 Defendant also claims that his time to file the petition in this court was extended one day by the provisions of section 1013 of the Code of Civil Procedure relating to service by mail. In People v. Slobodion, 30 Cal.2d 362, 367 [ 181 P.2d 868], it was held that section 1013 of the Code of Civil Procedure has no application to a notice of appeal. No reason appears for a different rule with respect to the filing of a petition for a writ. (See also People v. Martiz, 130 Cal.App.2d 602, 604 [ 279 P.2d 568].)
Cases such as Industrial Indem. Co. v. Industrial Acc. Com., 57 Cal.2d 123, 126 [ 17 Cal.Rptr. 821, 367 P.2d 413]; Pesce v. Department of Alcoholic Beverage Control, 51 Cal.2d 310 [ 333 P.2d 15]; and California Mut. Water etc. Assn. v. Public Utilities Com., 45 Cal.2d 152, 156-158 [ 287 P.2d 748], involved the interpretation of special statutes and are not applicable to this case. Neither of course are such cases as Laubisch v. Roberdo, 43 Cal.2d 702 [ 277 P.2d 9], which dealt with the application of section 12a of the Code of Civil Procedure before the passage of the 1951 amendment thereto, which amendment abolished the addition of holidays appointed by the President or by the Governor to any applicable time period.
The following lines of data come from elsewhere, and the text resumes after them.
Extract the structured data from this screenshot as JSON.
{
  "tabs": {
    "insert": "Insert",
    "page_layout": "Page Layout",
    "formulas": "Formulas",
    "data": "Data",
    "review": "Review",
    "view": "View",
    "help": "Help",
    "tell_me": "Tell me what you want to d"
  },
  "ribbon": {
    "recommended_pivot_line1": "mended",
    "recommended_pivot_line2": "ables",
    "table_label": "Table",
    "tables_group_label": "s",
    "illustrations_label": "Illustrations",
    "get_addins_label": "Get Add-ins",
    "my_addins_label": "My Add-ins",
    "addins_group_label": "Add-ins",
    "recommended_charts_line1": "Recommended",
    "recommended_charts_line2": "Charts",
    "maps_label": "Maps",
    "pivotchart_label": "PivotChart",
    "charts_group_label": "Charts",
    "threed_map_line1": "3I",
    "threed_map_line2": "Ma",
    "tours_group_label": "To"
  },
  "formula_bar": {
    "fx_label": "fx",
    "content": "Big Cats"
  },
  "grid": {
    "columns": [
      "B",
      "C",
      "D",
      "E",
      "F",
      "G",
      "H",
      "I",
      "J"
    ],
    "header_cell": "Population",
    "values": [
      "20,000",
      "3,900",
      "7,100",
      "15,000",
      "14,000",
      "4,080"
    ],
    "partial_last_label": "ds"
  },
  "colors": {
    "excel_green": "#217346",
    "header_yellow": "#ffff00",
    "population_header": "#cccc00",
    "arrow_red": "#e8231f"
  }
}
Counsel for petitioner also adverts to the fact that the reporter's transcript for the section 1538.5 hearing bears the date of December 5, 1968, on its title page. This is an obvious clerical error. Both the smooth and the rough minutes prove — and indeed it is so alleged in the petition — that the hearing was had and the ruling was made on November 26. As a matter of fact the transcript covers both a morning and an afternoon session. The afternoon session, which consisted of argument only and at which there was extensive reference to the testimony previously given, is correctly designated as having taken place on November 26.
It is unfortunate that we cannot reach the merits of petitioner's claim. They appear substantial. On the other hand he may actually benefit from this decision. The district attorney concedes that petitioner's claim of an illegal search and seizure can be renewed at the trial. The question will be whether after finding adequate identification of the owner of the suitcase, the officer could continue his "search" for the purpose of inventorying its contents. Assuming that the officer will testify at the trial as he did at the preliminary hearing, namely that the white envelope was in a box, rather than just in the suitcase, petitioner obviously has a much stronger claim that the inventory was unnecessarily thorough. On the other hand, if we entertain the petition on the merits, we would be confined to the record made at the 1538.5 hearing, at which no evidence from the preliminary hearing was considered.
There appears to be a substantial question whether subdivisions (h) and (m) of section 1538.5 indicate that the district attorney concedes too much and he has reserved the right to argue otherwise on other occasions. We therefore interpret the concession as a stipulation that he will not object to a relitigation of the legality of the seizure at the trial.
This was the testimony at the preliminary hearing: "Q. Did you find anything unusual in that inventory? A. Yes, sir. In the suitcase — in an unlocked suitcase in a small white box about the size of a shoe box there was a white envelope and it had a substance in it which resembled marijuana. Q. Was there anything inside that suitcase indicating who the owner of the suitcase was? A. Yes. There was numerous articles of identification and pictures which belonged to the defendant."
Peremptory writ denied; alternative writ heretofore issued discharged.
Stephens, J., and Aiso, J., concurred.